• Supplied records:
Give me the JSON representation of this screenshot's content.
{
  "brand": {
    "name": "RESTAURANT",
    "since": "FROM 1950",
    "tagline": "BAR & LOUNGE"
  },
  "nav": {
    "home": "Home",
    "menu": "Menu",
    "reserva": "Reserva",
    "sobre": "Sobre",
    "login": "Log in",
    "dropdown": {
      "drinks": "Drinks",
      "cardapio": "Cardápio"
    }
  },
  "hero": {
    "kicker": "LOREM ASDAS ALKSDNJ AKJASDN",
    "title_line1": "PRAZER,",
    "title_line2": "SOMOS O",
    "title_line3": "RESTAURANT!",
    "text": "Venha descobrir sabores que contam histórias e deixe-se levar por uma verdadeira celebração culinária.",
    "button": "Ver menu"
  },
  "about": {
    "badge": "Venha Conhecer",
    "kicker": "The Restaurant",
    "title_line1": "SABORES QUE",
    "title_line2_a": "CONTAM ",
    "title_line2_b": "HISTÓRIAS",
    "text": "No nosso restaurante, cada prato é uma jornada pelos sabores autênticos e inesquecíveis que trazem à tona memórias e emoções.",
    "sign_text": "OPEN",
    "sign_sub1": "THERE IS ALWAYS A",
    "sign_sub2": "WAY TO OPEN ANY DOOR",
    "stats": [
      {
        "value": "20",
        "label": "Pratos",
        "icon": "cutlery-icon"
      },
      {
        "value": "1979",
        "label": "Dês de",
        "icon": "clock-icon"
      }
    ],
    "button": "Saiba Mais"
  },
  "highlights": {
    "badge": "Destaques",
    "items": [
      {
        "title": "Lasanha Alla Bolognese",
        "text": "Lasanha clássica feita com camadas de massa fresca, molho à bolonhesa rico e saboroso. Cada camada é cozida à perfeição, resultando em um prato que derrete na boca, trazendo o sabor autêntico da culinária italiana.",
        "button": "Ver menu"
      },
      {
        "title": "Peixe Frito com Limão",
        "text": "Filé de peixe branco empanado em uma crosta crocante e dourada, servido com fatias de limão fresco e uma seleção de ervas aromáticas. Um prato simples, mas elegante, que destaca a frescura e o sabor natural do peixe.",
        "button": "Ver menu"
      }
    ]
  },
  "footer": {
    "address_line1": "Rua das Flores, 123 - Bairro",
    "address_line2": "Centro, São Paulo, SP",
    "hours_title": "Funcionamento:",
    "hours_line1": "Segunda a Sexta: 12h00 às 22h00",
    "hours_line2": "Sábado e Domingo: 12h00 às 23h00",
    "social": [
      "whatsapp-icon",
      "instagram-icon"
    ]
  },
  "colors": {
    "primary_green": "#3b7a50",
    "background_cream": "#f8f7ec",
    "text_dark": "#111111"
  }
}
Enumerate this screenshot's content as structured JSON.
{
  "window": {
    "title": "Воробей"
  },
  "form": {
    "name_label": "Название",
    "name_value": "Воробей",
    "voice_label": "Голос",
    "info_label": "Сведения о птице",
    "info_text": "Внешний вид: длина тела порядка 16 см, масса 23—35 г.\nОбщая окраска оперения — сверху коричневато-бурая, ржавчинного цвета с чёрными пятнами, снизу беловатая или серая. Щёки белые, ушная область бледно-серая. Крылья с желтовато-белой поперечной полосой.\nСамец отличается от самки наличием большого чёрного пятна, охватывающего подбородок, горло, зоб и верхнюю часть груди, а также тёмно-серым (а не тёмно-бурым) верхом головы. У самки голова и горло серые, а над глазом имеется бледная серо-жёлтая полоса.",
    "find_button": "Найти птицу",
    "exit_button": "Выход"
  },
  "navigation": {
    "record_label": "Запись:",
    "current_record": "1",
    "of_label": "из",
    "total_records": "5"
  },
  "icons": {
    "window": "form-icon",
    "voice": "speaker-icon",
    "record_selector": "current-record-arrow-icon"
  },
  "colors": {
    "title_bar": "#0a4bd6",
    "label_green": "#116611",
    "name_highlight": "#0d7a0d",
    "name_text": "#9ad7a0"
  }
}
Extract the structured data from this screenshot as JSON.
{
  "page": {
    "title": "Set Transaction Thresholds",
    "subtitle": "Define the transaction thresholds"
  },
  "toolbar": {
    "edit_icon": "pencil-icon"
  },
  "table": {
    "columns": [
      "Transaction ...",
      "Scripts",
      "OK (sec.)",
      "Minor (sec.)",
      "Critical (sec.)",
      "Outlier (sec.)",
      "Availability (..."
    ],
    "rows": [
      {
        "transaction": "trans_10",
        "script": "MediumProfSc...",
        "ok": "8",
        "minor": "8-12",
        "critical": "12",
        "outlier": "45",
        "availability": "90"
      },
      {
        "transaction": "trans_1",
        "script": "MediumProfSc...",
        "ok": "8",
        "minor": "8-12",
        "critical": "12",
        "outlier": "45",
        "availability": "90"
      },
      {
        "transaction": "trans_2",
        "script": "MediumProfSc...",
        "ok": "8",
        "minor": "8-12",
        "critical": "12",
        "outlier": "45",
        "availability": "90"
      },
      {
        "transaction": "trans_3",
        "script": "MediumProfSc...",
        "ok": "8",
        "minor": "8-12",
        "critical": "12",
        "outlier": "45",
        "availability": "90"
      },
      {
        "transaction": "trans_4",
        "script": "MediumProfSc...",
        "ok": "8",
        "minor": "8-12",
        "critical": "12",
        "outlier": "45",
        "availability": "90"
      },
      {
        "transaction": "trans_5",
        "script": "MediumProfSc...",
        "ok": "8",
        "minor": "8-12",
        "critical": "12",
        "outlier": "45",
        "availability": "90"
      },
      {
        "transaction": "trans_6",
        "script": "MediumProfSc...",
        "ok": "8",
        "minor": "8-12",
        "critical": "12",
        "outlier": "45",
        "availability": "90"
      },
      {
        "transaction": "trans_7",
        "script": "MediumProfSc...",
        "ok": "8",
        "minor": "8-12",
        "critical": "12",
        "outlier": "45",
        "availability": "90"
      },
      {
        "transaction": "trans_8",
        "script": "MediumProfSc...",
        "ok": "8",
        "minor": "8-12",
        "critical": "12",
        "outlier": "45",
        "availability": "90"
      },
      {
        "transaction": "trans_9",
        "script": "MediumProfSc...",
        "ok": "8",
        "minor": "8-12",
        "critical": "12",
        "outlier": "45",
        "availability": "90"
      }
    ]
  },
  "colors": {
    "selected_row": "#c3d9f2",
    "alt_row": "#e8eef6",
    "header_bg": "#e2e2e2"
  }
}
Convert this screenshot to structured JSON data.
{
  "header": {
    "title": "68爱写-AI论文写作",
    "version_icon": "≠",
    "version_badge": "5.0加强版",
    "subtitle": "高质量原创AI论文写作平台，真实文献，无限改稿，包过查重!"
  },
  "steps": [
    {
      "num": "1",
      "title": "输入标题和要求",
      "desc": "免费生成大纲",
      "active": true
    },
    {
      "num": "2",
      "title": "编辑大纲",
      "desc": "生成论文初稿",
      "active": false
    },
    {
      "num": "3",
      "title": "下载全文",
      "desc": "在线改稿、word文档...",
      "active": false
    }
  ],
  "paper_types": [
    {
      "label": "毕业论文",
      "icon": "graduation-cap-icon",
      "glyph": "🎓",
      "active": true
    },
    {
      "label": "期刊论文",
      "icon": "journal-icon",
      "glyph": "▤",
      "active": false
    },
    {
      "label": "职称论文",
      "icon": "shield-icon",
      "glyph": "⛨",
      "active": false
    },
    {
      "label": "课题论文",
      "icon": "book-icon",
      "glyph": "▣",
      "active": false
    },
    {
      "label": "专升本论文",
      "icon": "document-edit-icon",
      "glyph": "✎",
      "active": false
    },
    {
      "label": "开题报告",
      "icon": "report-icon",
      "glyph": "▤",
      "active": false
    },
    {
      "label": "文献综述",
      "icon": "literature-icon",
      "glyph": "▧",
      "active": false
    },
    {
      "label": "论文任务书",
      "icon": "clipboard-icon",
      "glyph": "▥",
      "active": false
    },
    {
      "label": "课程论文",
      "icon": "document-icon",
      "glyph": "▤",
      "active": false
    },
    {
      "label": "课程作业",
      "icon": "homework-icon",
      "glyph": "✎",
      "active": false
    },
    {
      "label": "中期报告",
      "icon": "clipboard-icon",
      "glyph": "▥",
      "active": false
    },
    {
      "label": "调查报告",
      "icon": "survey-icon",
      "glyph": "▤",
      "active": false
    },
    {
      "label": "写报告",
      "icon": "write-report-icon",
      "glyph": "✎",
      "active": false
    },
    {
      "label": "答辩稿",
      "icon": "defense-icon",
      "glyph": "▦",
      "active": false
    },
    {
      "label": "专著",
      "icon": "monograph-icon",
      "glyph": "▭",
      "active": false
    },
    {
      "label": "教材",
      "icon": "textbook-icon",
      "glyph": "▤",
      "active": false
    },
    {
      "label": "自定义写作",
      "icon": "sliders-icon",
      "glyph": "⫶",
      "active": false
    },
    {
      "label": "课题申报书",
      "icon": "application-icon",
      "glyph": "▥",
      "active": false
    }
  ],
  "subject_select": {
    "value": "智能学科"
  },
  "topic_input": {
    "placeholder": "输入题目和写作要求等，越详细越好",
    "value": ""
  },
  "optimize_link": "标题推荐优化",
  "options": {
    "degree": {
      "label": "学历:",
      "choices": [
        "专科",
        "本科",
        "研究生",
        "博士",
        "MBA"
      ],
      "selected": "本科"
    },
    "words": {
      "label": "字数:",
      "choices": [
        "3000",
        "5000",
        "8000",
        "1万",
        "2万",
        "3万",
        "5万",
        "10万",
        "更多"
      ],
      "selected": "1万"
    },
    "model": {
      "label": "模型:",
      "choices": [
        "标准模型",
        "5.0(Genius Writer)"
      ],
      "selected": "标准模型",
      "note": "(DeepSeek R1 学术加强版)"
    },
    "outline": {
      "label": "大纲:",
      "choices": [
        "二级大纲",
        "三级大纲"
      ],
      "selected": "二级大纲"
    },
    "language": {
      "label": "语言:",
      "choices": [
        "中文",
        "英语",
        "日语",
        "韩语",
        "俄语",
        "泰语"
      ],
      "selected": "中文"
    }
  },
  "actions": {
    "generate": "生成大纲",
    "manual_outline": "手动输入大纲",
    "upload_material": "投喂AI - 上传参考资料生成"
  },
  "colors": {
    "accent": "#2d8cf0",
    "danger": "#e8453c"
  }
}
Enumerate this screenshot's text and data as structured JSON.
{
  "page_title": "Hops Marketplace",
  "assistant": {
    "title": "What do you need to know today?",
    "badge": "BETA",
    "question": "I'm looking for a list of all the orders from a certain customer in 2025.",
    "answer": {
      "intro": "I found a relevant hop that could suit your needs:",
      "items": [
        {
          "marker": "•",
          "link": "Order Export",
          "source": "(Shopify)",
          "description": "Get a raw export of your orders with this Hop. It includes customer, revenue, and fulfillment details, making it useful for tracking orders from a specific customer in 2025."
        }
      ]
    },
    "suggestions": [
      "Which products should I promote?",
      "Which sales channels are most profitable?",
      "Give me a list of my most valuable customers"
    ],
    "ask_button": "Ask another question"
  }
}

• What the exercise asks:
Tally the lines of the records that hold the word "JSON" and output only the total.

• Exercise result:
5